### [Exercise goal]
Copy the data below. Keep every line exactly as it is.

--- Exercise materials ---

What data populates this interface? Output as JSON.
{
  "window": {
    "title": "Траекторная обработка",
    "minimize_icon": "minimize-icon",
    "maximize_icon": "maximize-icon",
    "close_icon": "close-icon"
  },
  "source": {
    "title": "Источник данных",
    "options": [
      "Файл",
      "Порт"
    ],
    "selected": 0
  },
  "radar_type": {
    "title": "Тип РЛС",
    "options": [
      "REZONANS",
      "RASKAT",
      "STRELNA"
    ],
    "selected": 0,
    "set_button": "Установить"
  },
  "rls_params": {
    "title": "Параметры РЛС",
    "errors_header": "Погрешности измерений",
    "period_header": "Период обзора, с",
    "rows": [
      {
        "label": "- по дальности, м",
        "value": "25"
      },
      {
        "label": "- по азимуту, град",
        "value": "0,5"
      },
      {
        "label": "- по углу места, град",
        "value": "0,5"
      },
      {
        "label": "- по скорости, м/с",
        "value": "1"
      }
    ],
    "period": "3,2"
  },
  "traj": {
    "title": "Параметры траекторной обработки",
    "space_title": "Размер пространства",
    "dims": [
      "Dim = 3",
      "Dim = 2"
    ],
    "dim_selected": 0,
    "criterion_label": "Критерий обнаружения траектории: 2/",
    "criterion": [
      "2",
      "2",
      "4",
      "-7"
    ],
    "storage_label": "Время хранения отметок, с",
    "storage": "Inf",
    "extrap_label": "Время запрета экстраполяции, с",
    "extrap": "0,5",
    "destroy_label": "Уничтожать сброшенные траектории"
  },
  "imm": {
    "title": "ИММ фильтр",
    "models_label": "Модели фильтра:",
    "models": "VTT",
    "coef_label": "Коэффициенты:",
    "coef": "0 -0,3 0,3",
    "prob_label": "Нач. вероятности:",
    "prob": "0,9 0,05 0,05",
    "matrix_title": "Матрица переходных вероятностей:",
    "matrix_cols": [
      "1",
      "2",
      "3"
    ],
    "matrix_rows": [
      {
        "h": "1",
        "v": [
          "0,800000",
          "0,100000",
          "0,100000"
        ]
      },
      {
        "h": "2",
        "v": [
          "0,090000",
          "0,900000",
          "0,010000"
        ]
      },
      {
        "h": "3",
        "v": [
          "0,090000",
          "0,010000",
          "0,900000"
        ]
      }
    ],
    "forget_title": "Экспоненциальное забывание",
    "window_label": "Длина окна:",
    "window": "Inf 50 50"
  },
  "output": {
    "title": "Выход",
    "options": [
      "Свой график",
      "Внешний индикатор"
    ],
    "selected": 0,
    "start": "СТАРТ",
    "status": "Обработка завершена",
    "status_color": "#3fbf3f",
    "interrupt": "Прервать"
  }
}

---

### [Result of this exercise]
What data populates this interface? Output as JSON.
{
  "window": {
    "title": "Траекторная обработка",
    "minimize_icon": "minimize-icon",
    "maximize_icon": "maximize-icon",
    "close_icon": "close-icon"
  },
  "source": {
    "title": "Источник данных",
    "options": [
      "Файл",
      "Порт"
    ],
    "selected": 0
  },
  "radar_type": {
    "title": "Тип РЛС",
    "options": [
      "REZONANS",
      "RASKAT",
      "STRELNA"
    ],
    "selected": 0,
    "set_button": "Установить"
  },
  "rls_params": {
    "title": "Параметры РЛС",
    "errors_header": "Погрешности измерений",
    "period_header": "Период обзора, с",
    "rows": [
      {
        "label": "- по дальности, м",
        "value": "25"
      },
      {
        "label": "- по азимуту, град",
        "value": "0,5"
      },
      {
        "label": "- по углу места, град",
        "value": "0,5"
      },
      {
        "label": "- по скорости, м/с",
        "value": "1"
      }
    ],
    "period": "3,2"
  },
  "traj": {
    "title": "Параметры траекторной обработки",
    "space_title": "Размер пространства",
    "dims": [
      "Dim = 3",
      "Dim = 2"
    ],
    "dim_selected": 0,
    "criterion_label": "Критерий обнаружения траектории: 2/",
    "criterion": [
      "2",
      "2",
      "4",
      "-7"
    ],
    "storage_label": "Время хранения отметок, с",
    "storage": "Inf",
    "extrap_label": "Время запрета экстраполяции, с",
    "extrap": "0,5",
    "destroy_label": "Уничтожать сброшенные траектории"
  },
  "imm": {
    "title": "ИММ фильтр",
    "models_label": "Модели фильтра:",
    "models": "VTT",
    "coef_label": "Коэффициенты:",
    "coef": "0 -0,3 0,3",
    "prob_label": "Нач. вероятности:",
    "prob": "0,9 0,05 0,05",
    "matrix_title": "Матрица переходных вероятностей:",
    "matrix_cols": [
      "1",
      "2",
      "3"
    ],
    "matrix_rows": [
      {
        "h": "1",
        "v": [
          "0,800000",
          "0,100000",
          "0,100000"
        ]
      },
      {
        "h": "2",
        "v": [
          "0,090000",
          "0,900000",
          "0,010000"
        ]
      },
      {
        "h": "3",
        "v": [
          "0,090000",
          "0,010000",
          "0,900000"
        ]
      }
    ],
    "forget_title": "Экспоненциальное забывание",
    "window_label": "Длина окна:",
    "window": "Inf 50 50"
  },
  "output": {
    "title": "Выход",
    "options": [
      "Свой график",
      "Внешний индикатор"
    ],
    "selected": 0,
    "start": "СТАРТ",
    "status": "Обработка завершена",
    "status_color": "#3fbf3f",
    "interrupt": "Прервать"
  }
}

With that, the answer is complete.